In honor of graduation, CEHD Undergrad sat down with CEHD career counselor Jamie Schumann to discuss how seniors can utilize career services and the resources the university offers long after they flip their tassel and take on the title of alumni.
Jamie was motivated to become a career counselor after spending countless hours with her own as an undergrad. Jamie’s counselors helped her as she switched majors, decided on graduate school, and networked for her current position as a CEHD Career Counselor, which she’s held since October of 2014. Jamie attributes her career successes to the relationship she built with her counselors and now she is sharing that wisdom with students and alumni.
CEHD Undergrad: Senior year can feel panicky and sometimes students really don’t know what they want to do in their lives all of the sudden– kind of like a quarter life crisis. What resources does CEHD have that can help students with that?
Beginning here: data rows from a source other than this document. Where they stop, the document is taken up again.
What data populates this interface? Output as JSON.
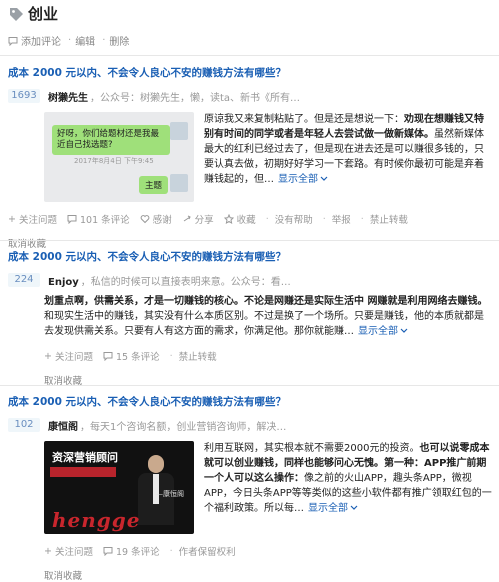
{
  "topic": {
    "title": "创业",
    "actions": [
      "添加评论",
      "编辑",
      "删除"
    ]
  },
  "questions": [
    {
      "title": "成本 2000 元以内、不会令人良心不安的赚钱方法有哪些？",
      "votes": "1693",
      "author": "树獭先生",
      "author_meta": "，公众号：树獭先生，懒，读ta、新书《所有…",
      "image_text": "好呀，你们给题材还是我最近自己找选题?",
      "image_time": "2017年8月4日 下午9:45",
      "image_reply": "主题",
      "text_normal_1": "原谅我又来复制粘贴了。但是还是想说一下：",
      "text_bold_1": "劝现在想赚钱又特别有时间的同学或者是年轻人去尝试做一做新媒体。",
      "text_normal_2": "虽然新媒体最大的红利已经过去了，但是现在进去还是可以赚很多钱的，只要认真去做，初期好好学习一下套路。有时候你最初可能是弃着赚钱起的，但…",
      "more": "显示全部",
      "meta": [
        "关注问题",
        "101 条评论",
        "感谢",
        "分享",
        "收藏",
        "没有帮助",
        "举报",
        "禁止转载"
      ],
      "cancel": "取消收藏"
    },
    {
      "title": "成本 2000 元以内、不会令人良心不安的赚钱方法有哪些？",
      "votes": "224",
      "author": "Enjoy",
      "author_meta": "，私信的时候可以直接表明来意。公众号：看…",
      "text_bold_1": "划重点啊，供需关系，才是一切赚钱的核心。不论是网赚还是实际生活中 网赚就是利用网络去赚钱。",
      "text_normal_1": "和现实生活中的赚钱，其实没有什么本质区别。不过是换了一个场所。只要是赚钱，他的本质就都是去发现供需关系。只要有人有这方面的需求，你满足他。那你就能赚…",
      "more": "显示全部",
      "meta": [
        "关注问题",
        "15 条评论",
        "禁止转载"
      ],
      "cancel": "取消收藏"
    },
    {
      "title": "成本 2000 元以内、不会令人良心不安的赚钱方法有哪些？",
      "votes": "102",
      "author": "康恒阁",
      "author_meta": "，每天1个咨询名额，创业营销咨询师，解决…",
      "poster_title": "资深营销顾问",
      "poster_sub": "—康恒阁",
      "poster_brand": "hengge",
      "text_normal_1": "利用互联网，其实根本就不需要2000元的投资。",
      "text_bold_1": "也可以说零成本就可以创业赚钱，同样也能够问心无愧。第一种：APP推广前期一个人可以这么操作：",
      "text_normal_2": "像之前的火山APP，趣头条APP，微视APP，今日头条APP等等类似的这些小软件都有推广领取红包的一个福利政策。所以每…",
      "more": "显示全部",
      "meta": [
        "关注问题",
        "19 条评论",
        "作者保留权利"
      ],
      "cancel": "取消收藏"
    }
  ]
}
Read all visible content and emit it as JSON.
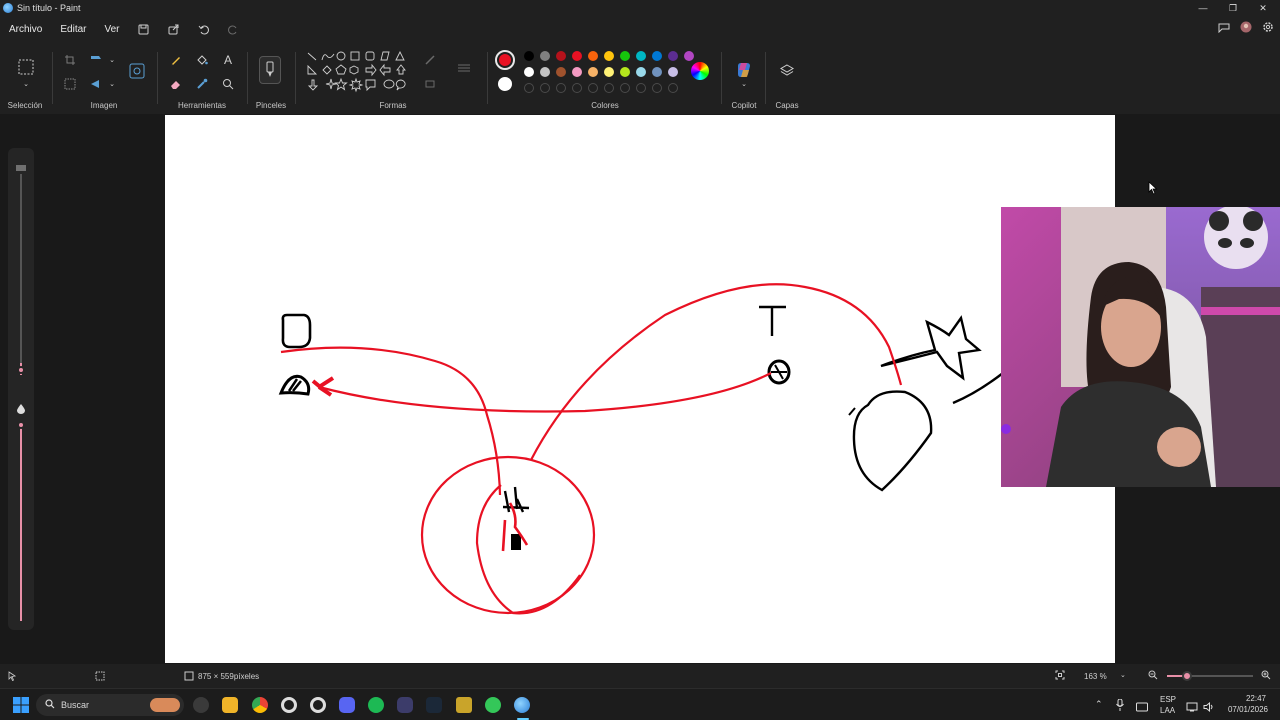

Jamie Schumann: Current students and alumni up to two years out can meet with a career counselor to talk about what they’re going through in terms of figuring out what they want to do if they don’t know. If they’re still unsure of their interests they can take an interest assessment online and come in for an interpretation with a career counselor– sometimes that can help ground people in what it is that they’re looking for and give them validation that they’re on the right path, or give them new ideas for things maybe they haven’t thought of yet.
CEHD: If a student is having a hard time transitioning into the workforce after graduation what resources are available to them? Is there anything outside of meeting with a career counselor if they’re not in state?
JS: The typical job search takes six to nine months after graduation so I think that’s important to keep in mind. Maybe you aren’t getting interviews, so it’s always a good thing to review your materials and we can still help people with that out of state. I did a phone interview with a student that was living in Chicago a couple months ago and she sent me her resume and her cover letter.
The job search strategies page on our website goes over this career development cycle process which it can be hard to navigate if you aren’t 100 percent sure what you want to do. A good way to ground yourself can be to figure out ,“If I know my values, I know my interests, I know my skills, how do I roll those into a job?” It’s always good to start with knowing yourself. Set some career goals and then look at the job market.
CEHD: What is the most common concern that a graduating senior or an older student will come in having?
Most students just need assurance that they can do something that they’re thinking about. I have had people come in across the board: people who are wanting to do a gap year, AmeriCorps, Peace Corps, and thinking, “How can I translate this into a career?” Some are people that are in a current career who are rethinking and trying to figure out if it’s right for them. We help students with decision making, personal statements, interviewing, researching options, and if you get an offer and you need help negotiating, we help students with that too.
The Job Hunt
CEHD: What are some networking resources that are available to CEHD students?
JS: On our website we have a guide to professional social networking and online identity. It’s really helpful because it goes over online networking on LinkedIn, which I really recommend everybody get. We have a CEHD student and alumni networking group which can be another safe way to explore because you can look people up by major and see what they’re doing, read their profile, and then you can send them a message and say, “Hey would you like to meet for coffee? I’d like to know more about what you want to do and how you got there and tell me about your career path.”
We also have some handouts on informational interviews so if you’re trying to figure out like how to do an informational interview, we’ve got some suggestions on how to get connected, how to conduct it, how to schedule it, like literally how to go about doing the interview and all the way to follow up.
On GoldPass, we have a professional networking tab so that’s another place where you can strategically look for people to conduct informational interviews with.
CEHD: What is the best advice you have for students as they begin their job search?
JS: Always be active in the process. Whether that means going back to the knowing yourself stuff: identifying skills interest values, exploring that, all the way to evaluating what kind of resources you have. A lot of times just talking to people, reaching out learning what people do, sometimes that process can really bring in new doors for you to open. Today about 80 to 85 percent of internships and jobs have been landed through networking and that’s a really great way to stay connected to the pulse of the field.
Again, a typical job search does take six to nine months. To really go through that process, engage in it as soon as you can. Compile all of your resources and see what you have and what you’re missing and consult with us if you need help. It’s really important to stay positive through the job search process. It can be easy to feel bummed after you had a handful of interviews but know that the job search process is really a two-way street: it’s not just about the employer seeking you out and hiring you, you’re looking for a good fit too!
CEHD: And once a student lands that dream job, what ways can they stay connected to the university?
JS: We hope that if we’re working with students they will share their story on our blog! We do have a Career Services blog, and that’s also a great place to search for jobs and internships. Some specific ways to get involved and stay connected is by becoming a member of the UMN Alumni Association where you can become involved with the CEHD alumni society. You can also volunteer with current CEHD students if you want to become a mentor to them.
CEHD: What would you say the biggest benefits of speaking to a career counselor would be for a graduating student?
JS: Career counselors can really help you no matter where you are at. Whether your complete undecided and you’re just challenged by what you want to do or trying to negotiate your first salary, it’s never too late to connect with your career counselor.